I'm glad you mentioned that I've appeared before the committee before. The questions I was asked by the committee previously prompted me to provide more clarity on where I stand—or at least, I tried to. I really see this as a meaningful and productive exercise.
The last time I was before the committee, I did indeed discuss the approach based on territoriality. I did so because that is the model that universally stands out in the scientific literature. Questions like the one you just asked made me ponder the matter further and consider the so-called blind spots of the approach. I may have only implied this the last time, but I want to be clear now. As far as the protection of French is concerned, the preferred approach should, whenever possible, be the one based on the principle of territoriality, both in Quebec and in regions with a significant francophone population. Basically, that means the areas around Quebec, so northern New Brunswick, eastern Ontario and the Ottawa area. In the other provinces, the approach should be based on the principle of personality, in other words, the promotion of both official languages. That has its limits, however. In an environment where one language is more dominant than the other, when people have the freedom to choose which language they are going to use, more people will inevitably choose the dominant language, meaning English. Nevertheless, it is possible to do certain things.

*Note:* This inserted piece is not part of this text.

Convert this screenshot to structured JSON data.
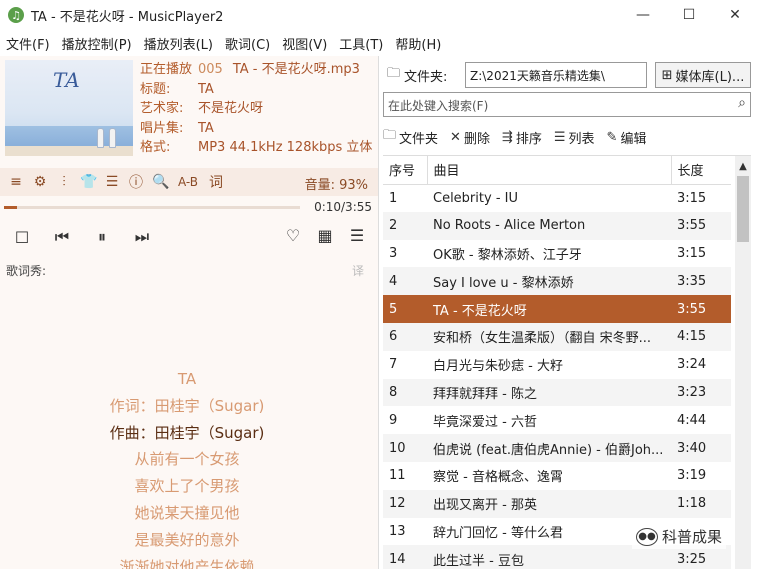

The model based on the principle of personality, which is the one underlying the Official Languages Act, cannot be expected to work miracles or save a language. It is, however, perfectly legitimate and reasonable to apply the principle of personality in all areas outside Quebec or near the Quebec border that are home to tiny and often isolated French-speaking communities. You're right. Since those communities do not represent the majority, the principle of territoriality cannot, by definition, be applied, except at a micro level. That's the first thing I would say.
For that reason, I would say I respectfully disagree with the witnesses who appeared before me. Personally, I think it is essential that the Official Languages Act refer specifically to the Charter of the French Language. What's more, the notwithstanding clause does not suspend rights; it suspends the requirement to pass constitutional muster, transferring the responsibility of protecting rights to the legislature in question, and the Quebec legislature does a very good job of that.